Rate hikes and the consequent sharp gains in the US dollar did not go down well with equity investors as the domestic market ended with losses on May 6.
As reported by Reuters, the US dollar hit 20-year highs and world stocks fell to their lowest in over a year on May 6 as markets anticipated more US interest rate rises.
The rise in crude oil prices and the rupee's fall also weighed on the mood of the market. Crude benchmark Brent Crude traded near $115 a barrel mark while the rupee fell 66 paise to close at 76.92 against the US dollar on May 6.
As inflation is soaring and expected to remain elevated, an interest rate hike of 25-50 basis points was long overdue, but the sharp upward revision of rates by the US Fed, Bank of England and RBI have dealt a blow to market sentiment.
The Bank of England on May 5 raised its key interest rate by a quarter-point to one which is the highest level in 13 years. This was after the US Fed lifted rates by 50 bps, the highest in 22 years, while the RBI raised rates by 40 bps on May 4.
Sensex opened 774 points lower at 54,928.29 and ended 867 points, or 1.56 percent, lower at 54,835.58. Nifty ended the day at 16,411.25, down 271 points, or 1.63 percent. BSE Midcap and Smallcap indices closed with losses of 2.06 percent and 2.10 percent, respectively.
If we exclude the flatish close of May 5, the market has been falling since April 29 ahead of the US Fed outcome. RBI's rate hike came as a surprise which further dampened the mood as in its April policy meet, the RBI had said that it will hike rates gradually.
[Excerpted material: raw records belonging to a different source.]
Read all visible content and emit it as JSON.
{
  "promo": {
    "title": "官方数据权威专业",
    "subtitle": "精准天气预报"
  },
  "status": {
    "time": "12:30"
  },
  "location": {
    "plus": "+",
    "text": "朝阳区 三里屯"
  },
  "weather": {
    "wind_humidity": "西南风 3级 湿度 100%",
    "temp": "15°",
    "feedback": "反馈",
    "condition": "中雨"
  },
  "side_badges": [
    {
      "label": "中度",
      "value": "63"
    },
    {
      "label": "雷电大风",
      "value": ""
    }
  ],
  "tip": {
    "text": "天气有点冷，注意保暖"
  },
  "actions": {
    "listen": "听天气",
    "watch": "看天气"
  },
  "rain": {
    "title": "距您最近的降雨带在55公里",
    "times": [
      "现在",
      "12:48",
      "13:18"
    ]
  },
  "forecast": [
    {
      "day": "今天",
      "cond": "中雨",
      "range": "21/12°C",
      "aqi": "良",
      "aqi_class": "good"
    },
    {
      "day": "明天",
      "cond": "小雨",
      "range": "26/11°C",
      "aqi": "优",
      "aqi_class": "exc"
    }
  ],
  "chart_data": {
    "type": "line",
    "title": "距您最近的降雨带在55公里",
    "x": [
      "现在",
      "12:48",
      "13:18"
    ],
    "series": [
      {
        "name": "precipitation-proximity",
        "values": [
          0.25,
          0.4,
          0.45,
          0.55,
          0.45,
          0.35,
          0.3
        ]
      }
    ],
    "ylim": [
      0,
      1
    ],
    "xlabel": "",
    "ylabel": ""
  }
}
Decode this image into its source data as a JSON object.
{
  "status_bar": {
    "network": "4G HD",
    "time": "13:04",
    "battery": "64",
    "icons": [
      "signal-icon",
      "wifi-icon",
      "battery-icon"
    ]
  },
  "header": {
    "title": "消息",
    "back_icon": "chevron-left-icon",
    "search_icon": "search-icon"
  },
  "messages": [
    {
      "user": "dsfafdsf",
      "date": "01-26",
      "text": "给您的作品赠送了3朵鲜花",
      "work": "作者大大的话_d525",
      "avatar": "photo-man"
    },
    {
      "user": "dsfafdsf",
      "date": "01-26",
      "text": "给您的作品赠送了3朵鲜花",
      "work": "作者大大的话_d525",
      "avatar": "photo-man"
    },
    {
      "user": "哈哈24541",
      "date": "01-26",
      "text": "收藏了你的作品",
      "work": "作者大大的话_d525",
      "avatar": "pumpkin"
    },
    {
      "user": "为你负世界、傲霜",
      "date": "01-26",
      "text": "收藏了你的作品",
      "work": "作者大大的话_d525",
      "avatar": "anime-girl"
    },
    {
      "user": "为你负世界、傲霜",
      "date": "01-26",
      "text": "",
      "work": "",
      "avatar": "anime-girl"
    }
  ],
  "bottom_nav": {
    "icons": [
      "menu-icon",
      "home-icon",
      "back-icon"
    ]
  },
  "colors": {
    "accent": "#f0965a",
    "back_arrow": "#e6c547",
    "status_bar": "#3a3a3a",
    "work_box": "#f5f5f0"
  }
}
For the week, Sensex and Nifty fell 4 percent while the mid and smallcap indices suffered losses of more than 5 percent each.
The overall market capitalisation of BSE-listed firms dropped to ₹255.2 lakh crore from ₹267 lakh crore on last Friday, April 29, making investors poorer by ₹11.8 lakh crore in a week.
The sentiment continues to remain fragile due to the ongoing Ukraine war, supply chain challenges, persistent inflationary pressures, rising bond yields, and the expectations of aggressive rate hikes by the US Fed and RBI, all of which can start weighing on economic activity and earnings momentum.
In the 30-share pack Sensex, only six stocks - Tech Mahindra (up 2.21 percent), Power Grid (up 1.88 percent), ITC (up 1.83 percent), SBI (up 0.92 percent), NTPC (up 0.60 percent) and Sun Pharma (up 0.54 percent) - ended in the green on May 6.
Among the laggards, Bajaj Finance (down 4.91 percent), Axis Bank (down 4.11 percent), Bajaj Finserv (down 3.49 percent), Nestle (down 3.34 percent) and Wipro (down 3.12 percent) were at the front.
"A steep crash in the US stocks as the market evaluated the need for a higher rate hike to tame elevated inflation levels wounded global markets with heavy selling. The Bank of England while raising its interest rates, warned about a possible risk of recession, aggravating investor fears. This period of volatility is the time for smart money to look for opportunities with buy-in-dip as the strategy with a focus on sectors that are expected to be least impacted by inflation and yield rise," said Vinod Nair, Head of Research at Geojit Financial Services.
Ajit Mishra, VP - Research, Religare Broking, pointed out that the market will react to Reliance numbers in early trade on Monday, May 9 and then focus would shift to the global cues.
"The increasing fear of aggressive rate hikes from the US Fed has spooked investors across the globe including India. On the index front, the Nifty has tested the crucial support zone of 16,400 and indications are in the favour of prevailing decline to continue with some intermediate pause/rebound. In case of any rebound, the 16,650-16,800 zone would act as a hurdle. Participants should align their positions accordingly and use rebound to create shorts," said Mishra.
Disclaimer: The views and recommendations made above are those of individual analysts and not of MintGenie.